One of the most pressing internal network security issues is limiting the ability of an attacker to perform privilege escalation. In my experience, once administrative level access is obtained to a Windows system it is trivial for an attacker to dump user credentials and pivot throughout the network, eventually gaining the most privileged accounts without detection.
While preventative controls such as hardening Windows group policy configurations, LAPS, MFA, and segmentation can be implemented to slow an attacker down, the ability to detect remains the most readily available method. In order to detect the password extraction stage of the attack, we need to identify processes that hook into LSASS. For my testing, I used the popular Mimikatz toolset for extracting passwords / password hashes and Sysmon, Microsoft’s free event extension to research the DLLs. Based on my research, using a basic (and free) endpoint tool, Sysmon, I believe we have the capability to detect Mimikatz in all flavors: in-memory, on-disk, and packed on-disk. Once identified in Sysmon, the Windows logs still need to be forwarded on to your SIEM to trigger an alert. In my analysis, this detection method results in very few false positives. This method can also be extended to Endpoint Detection and Response (EDR) tools that capture processes.
*** Full caveat: I have only tested this in a few environments, so your mileage may vary. Further testing should be performed prior to rollout. In addition, the SIEM will need to correlate the events that happen in succession. ***
Uncovering Mimikatz Activity
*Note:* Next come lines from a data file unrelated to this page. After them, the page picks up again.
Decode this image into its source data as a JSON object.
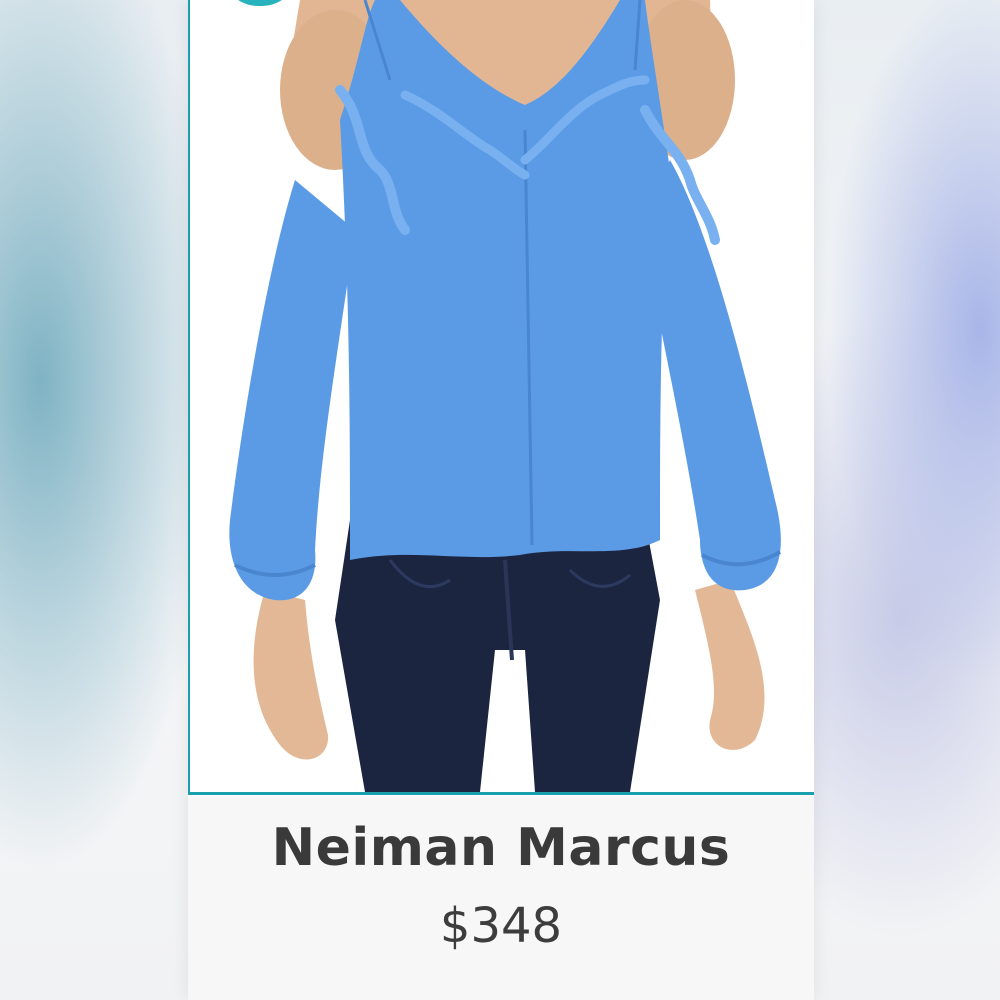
{
  "product": {
    "brand": "Neiman Marcus",
    "price": "$348",
    "image_description": "blue-cold-shoulder-ruffle-blouse",
    "colors": {
      "blouse": "#5b9be6",
      "jeans": "#1c2540",
      "accent": "#1aa0ad"
    }
  }
}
To detect Mimikatz activity, I went to the core of what Mimikatz needs to run, namely its loading of Windows DLLs. This is important as this will always occur no matter what process Mimikatz is injected into and cannot be obfuscated via in-memory execution or a packed exe. Using Sysmon with the -l flag to identify DLL image loading, I extracted the DLLs of both in-memory execution via a beacon (spawned in the context of rundll32.exe via Cobalt Strike) and Mimikatz executing on disk via command prompt.
As some of these libraries may differ between methods, I wanted to identify only libraries that were persistent across both methods and came up with the following list, highlighting similarities:
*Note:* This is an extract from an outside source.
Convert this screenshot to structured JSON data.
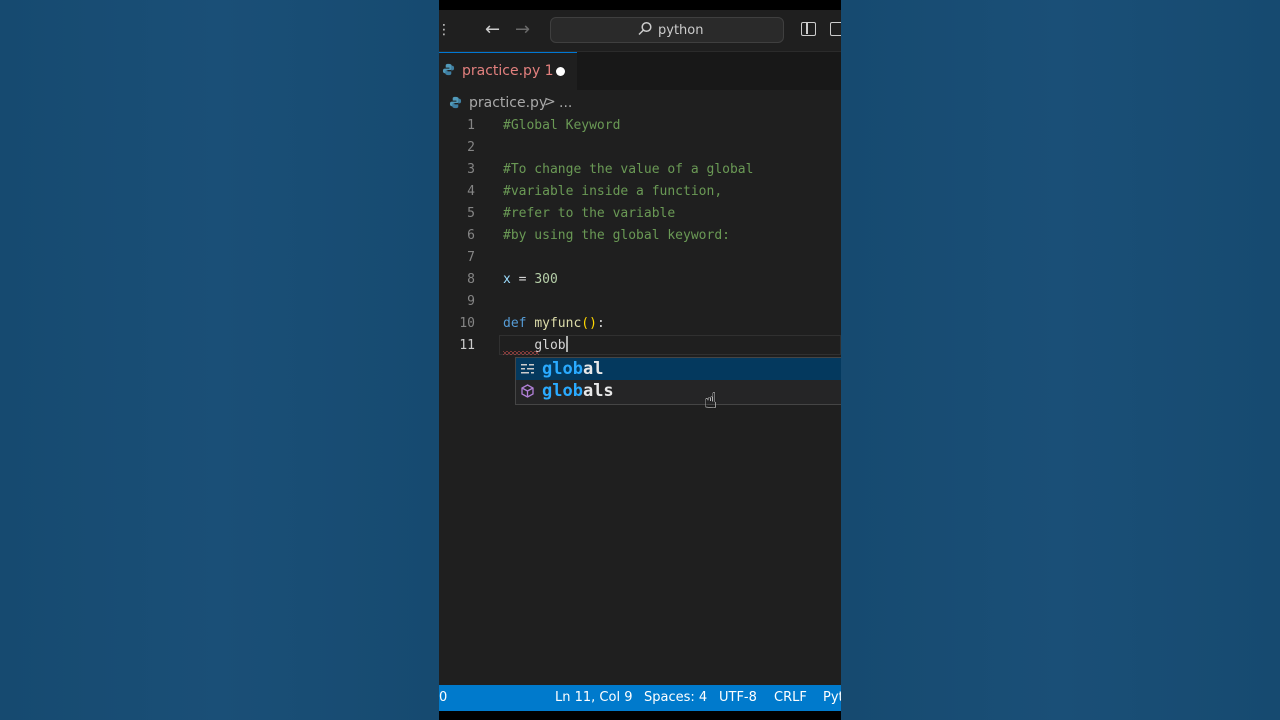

From this list of shared DLLs, I then started to build out my DLLs for detection. Searches with a subset of these DLLs against a Carbon Black instance showed a small number of false positives using the following DLL list:
Querying for these unique DLLs in the EDR solution Carbon Black resulted in only 17 processes. This is great news as it appears that the fingerprint for Mimikatz is unique from other processes, resulting in very few false positives. This Carbon Black instance has over 2 months of process information for 9,000,000+ processes across workstations and servers, so a pretty significant sample size. Further opportunities exist for strengthening this search by decreasing the time window for ensuring all DLLs are loading in conjunction, but that was outside the scope of this exercise. Using this detection method, either in Sysmon or an EDR tool, we should be able to key off of all instances of Mimikatz.
Due to changes in reflective DLL loading that are used by Mimikatz in-memory (Powersploit, Cobalt Strike, Powershell Empire), the method to detect Mimikatz in memory has changed. Previously, when Mimikatz loaded in memory via DLL injection, Sysmon would show both the requested DLL, as well as dependencies when they were loaded by the process. However, with the changes to DLL injection, only the requested libraries, not the dependencies are shown in Sysmon.
Therefore, rather than a list of ~10 DLLs, we now see two DLLs in sysmon when mimikatz is run in memory: vaultcli.dll and wlanapi.dll. These two API’s then load a set of dependencies (1,2) that are not populated in sysmon when Mimikatz runs in memory. We do still see these dependencies loaded in sysmon when Mimikatz is run on disk. Therefore, detection alerts should still use the previous rule, as well as key off of vaultcli.dll and wlanapi.dll.
Given this smaller list, they’ll be some more false positives, but this can be resolved. In my test environment with 10m+ processes, we’re at roughly 500 false positives vs 20 previously when searching for these two DLLs. However, removing two known applications, I was able to remove the false positives and set up a rule that will properly trigger when Mimikatz is used in-memory. As each environment is unique, these applications will vary on environment and can be identified and whitelisted after enabling the query.
In addition, as more companies move to newer Windows Operating Systems, LSA Protection should be enabled. Doing so will require Mimikatz to load mimidrv.sys, which can be logged as well. Either loading of the driver or the DLL loading listed above will detect Mimikatz usage in-memory and on disk. This was out of scope for this review, but I will discuss in a future blog post about detection when LSA protection is enabled.